If a line in the data holds the string "icon", list it.

[Collected data]
*** Begin section ***

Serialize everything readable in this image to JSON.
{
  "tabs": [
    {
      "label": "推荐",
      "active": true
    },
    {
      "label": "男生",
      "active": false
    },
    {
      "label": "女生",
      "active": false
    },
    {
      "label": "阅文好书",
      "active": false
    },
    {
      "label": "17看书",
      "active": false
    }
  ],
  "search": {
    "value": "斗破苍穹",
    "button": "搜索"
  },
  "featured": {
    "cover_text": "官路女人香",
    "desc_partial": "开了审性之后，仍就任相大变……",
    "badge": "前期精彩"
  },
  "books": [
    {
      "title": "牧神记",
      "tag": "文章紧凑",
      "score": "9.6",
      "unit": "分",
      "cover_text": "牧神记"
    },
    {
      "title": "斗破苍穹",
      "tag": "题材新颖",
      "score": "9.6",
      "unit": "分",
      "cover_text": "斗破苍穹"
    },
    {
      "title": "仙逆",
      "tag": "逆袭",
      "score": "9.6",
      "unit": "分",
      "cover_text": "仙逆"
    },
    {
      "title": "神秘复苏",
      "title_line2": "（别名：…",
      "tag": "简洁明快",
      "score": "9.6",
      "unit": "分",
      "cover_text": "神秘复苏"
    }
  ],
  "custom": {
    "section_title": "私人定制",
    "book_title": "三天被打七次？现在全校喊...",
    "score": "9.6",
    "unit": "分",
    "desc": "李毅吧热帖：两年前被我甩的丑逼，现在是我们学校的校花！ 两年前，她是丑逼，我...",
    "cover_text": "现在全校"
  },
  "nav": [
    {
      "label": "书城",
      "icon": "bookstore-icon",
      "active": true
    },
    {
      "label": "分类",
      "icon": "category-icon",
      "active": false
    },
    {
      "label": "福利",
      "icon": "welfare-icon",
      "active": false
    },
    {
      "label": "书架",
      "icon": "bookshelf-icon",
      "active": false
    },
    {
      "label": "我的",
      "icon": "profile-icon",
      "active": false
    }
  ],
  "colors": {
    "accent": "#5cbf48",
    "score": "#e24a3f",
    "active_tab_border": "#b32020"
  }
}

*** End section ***

### Result of the task
      "icon": "bookstore-icon",
      "icon": "category-icon",
      "icon": "welfare-icon",
      "icon": "bookshelf-icon",
      "icon": "profile-icon",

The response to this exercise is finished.